23andMe is one of the biggest and best-known of a growing number of private genetic testing companies. It is part-funded by Google, which was an early investor when the company was founded in 2006. In a statement greeting the service’s arrival in the UK, Ms Wojcicki said that the company’s “mission” was “to ensure that individuals can personally access, understand and benefit from the human genome”.
The tests work by extracting DNA from a saliva sample, submitted by customers to 23andMe’s lab. Data from the DNA is extracted and placed on a “genotyping chip” that can be analysed by a computer. The information is then uploaded to a secure online account that the customer can view.
The UK is already considered a world leader for genetic research. Growing understanding of the genetic basis of a broad range of health conditions is revolutionising health, and experts said that personalised testing of the kind offered by 23andMe would become more common.
“You could argue with ethicists till the cows come home about whether people should be able to have their genomes sequenced,” said Mark Thomas, professor of evolutionary genetics at University College London.
“The bottom line is, technology is taking over. It is here, they are doing it, and it’s not going away.The question is: are these companies responsible? Is the information they are giving you scientifically sound and is it handled in a responsible way?
“Genetics is messy and complicated. If people are expecting their test to say, ‘you’ve got this variant, therefore you’re going to get this disease’, they need to know that this is rarely the way it is.
“23andMe are one of the better companies out there. They’ve got vast resources and Google behind them, and have set up a very professional outfit with some leading scientists on their advisory board.”
However, the company is still unable to offer its health reports to consumers in America, where test results are currently limited to information on ancestry and raw genetic data, after a warning from the FDA a year ago.
The regulator said at the time that 23andMe should “immediately discontinue marketing the tests”, saying it was “concerned about the public health consequences of inaccurate results from the PGS device”. Regulators warned they were not convinced that the firm had “analytically or clinically validated” its test for the intended use of informing customers about their health.
A spokesperson for 23andMe said that the company was working closely with the FDA and that the UK version of the test had been “reformulated” taking US regulators’ concerns into account.
A Department of Health spokesperson said: “This Government is developing the use of genomics for patient care within the NHS. We welcome initiatives that help to raise awareness of genomics and those which enable people to take more interest in their personal health but we urge people to think carefully before using private genomic services as no test is 100 per cent reliable.”
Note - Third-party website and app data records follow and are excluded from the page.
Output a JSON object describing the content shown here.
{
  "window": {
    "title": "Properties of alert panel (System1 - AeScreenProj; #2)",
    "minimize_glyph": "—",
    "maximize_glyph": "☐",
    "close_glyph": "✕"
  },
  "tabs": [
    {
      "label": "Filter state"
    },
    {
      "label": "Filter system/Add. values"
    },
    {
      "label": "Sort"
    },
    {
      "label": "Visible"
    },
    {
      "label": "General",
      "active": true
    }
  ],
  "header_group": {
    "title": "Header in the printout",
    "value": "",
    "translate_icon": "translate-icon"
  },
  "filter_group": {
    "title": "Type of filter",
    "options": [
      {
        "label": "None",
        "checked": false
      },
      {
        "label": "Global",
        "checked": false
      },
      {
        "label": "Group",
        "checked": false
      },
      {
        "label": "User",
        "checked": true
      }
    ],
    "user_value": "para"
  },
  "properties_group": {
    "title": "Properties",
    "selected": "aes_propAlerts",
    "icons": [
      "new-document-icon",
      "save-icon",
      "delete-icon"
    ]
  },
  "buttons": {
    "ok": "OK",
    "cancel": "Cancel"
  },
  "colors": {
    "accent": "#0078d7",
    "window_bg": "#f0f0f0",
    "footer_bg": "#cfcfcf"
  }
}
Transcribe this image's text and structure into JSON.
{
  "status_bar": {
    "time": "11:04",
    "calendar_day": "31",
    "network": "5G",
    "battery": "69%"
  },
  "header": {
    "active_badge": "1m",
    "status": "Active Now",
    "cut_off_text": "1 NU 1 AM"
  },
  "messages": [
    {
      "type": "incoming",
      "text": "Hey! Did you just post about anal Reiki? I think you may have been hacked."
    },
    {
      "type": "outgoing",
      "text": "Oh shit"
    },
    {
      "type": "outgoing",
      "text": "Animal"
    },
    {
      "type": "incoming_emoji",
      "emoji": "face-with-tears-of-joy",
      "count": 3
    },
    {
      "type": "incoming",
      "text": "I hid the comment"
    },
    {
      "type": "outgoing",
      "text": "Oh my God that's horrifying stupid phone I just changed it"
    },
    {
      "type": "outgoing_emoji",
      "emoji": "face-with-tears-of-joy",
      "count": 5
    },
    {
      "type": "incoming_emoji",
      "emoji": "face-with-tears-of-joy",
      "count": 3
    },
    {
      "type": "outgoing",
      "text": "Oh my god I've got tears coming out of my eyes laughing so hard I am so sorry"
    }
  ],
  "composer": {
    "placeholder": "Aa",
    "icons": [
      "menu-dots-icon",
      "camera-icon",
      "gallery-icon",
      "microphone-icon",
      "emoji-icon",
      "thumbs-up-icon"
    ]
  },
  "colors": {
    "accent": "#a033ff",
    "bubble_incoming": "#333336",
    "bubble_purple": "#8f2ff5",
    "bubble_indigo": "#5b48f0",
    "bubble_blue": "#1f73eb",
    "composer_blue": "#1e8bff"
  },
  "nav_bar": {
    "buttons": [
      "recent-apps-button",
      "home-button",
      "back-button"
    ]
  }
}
For £125, 23andMe promises to use genotyping technology to analyse DNA in your saliva and reveal a variety of characteristics. While it cannot diagnose disease, it can reveal whether someone possesses a recessive genetic variant of 43 hereditary conditions, including cystic fibrosis and sickle cell anaemia, and any of 11 genetic risk factors for diseases, such as hereditary breast cancer and Parkinson’s disease.
It can also expose 38 physical traits common to a person’s family, such as ear wax type, hair curl and even pain sensitivity. The likeliness of someone having a bad reaction to drugs that treat conditions such hepatitis C and epilepsy can be measured as well.
The data can also be used in genealogical research to establish facts about a client’s ancestry. It can determine facts such as what percentage of their DNA comes from different populations and how closely related they are to Neanderthals. They are also able to match clients to their relatives and are currently working with MyHeritage to create a family-tree tool.
If you are a frequent smoker, the company says the results of tests will help people to learn how their body would respond to diet and exercise, and whether they are predisposed to be a sprinter or endurance athlete.
The Personal Genome Service, it claims, will also look for genes that may be factors for conditions such as blood clotting.